*** Block opens ***
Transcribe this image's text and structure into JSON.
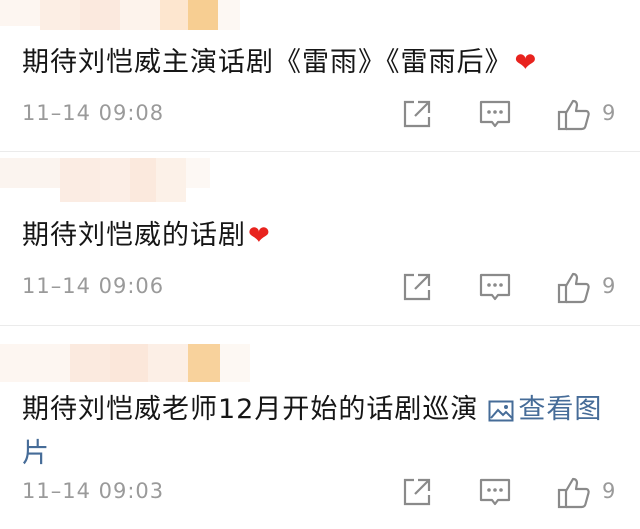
{
  "comments": [
    {
      "text": "期待刘恺威主演话剧《雷雨》《雷雨后》",
      "emoji": "❤",
      "time": "11–14 09:08",
      "likes": "9"
    },
    {
      "text": "期待刘恺威的话剧",
      "emoji": "❤",
      "time": "11–14 09:06",
      "likes": "9"
    },
    {
      "text": "期待刘恺威老师12月开始的话剧巡演",
      "link_text": "查看图片",
      "time": "11–14 09:03",
      "likes": "9"
    }
  ],
  "icons": {
    "share": "share-icon",
    "reply": "comment-icon",
    "like": "thumbs-up-icon",
    "picture": "picture-icon"
  },
  "colors": {
    "text": "#161616",
    "meta": "#9a9a9a",
    "link": "#466c98",
    "heart": "#e8231e",
    "divider": "#ebebeb"
  }
}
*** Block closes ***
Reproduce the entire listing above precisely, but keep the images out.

**ANSWER BOX**
Transcribe this image's text and structure into JSON.
{
  "comments": [
    {
      "text": "期待刘恺威主演话剧《雷雨》《雷雨后》",
      "emoji": "❤",
      "time": "11–14 09:08",
      "likes": "9"
    },
    {
      "text": "期待刘恺威的话剧",
      "emoji": "❤",
      "time": "11–14 09:06",
      "likes": "9"
    },
    {
      "text": "期待刘恺威老师12月开始的话剧巡演",
      "link_text": "查看图片",
      "time": "11–14 09:03",
      "likes": "9"
    }
  ],
  "icons": {
    "share": "share-icon",
    "reply": "comment-icon",
    "like": "thumbs-up-icon",
    "picture": "picture-icon"
  },
  "colors": {
    "text": "#161616",
    "meta": "#9a9a9a",
    "link": "#466c98",
    "heart": "#e8231e",
    "divider": "#ebebeb"
  }
}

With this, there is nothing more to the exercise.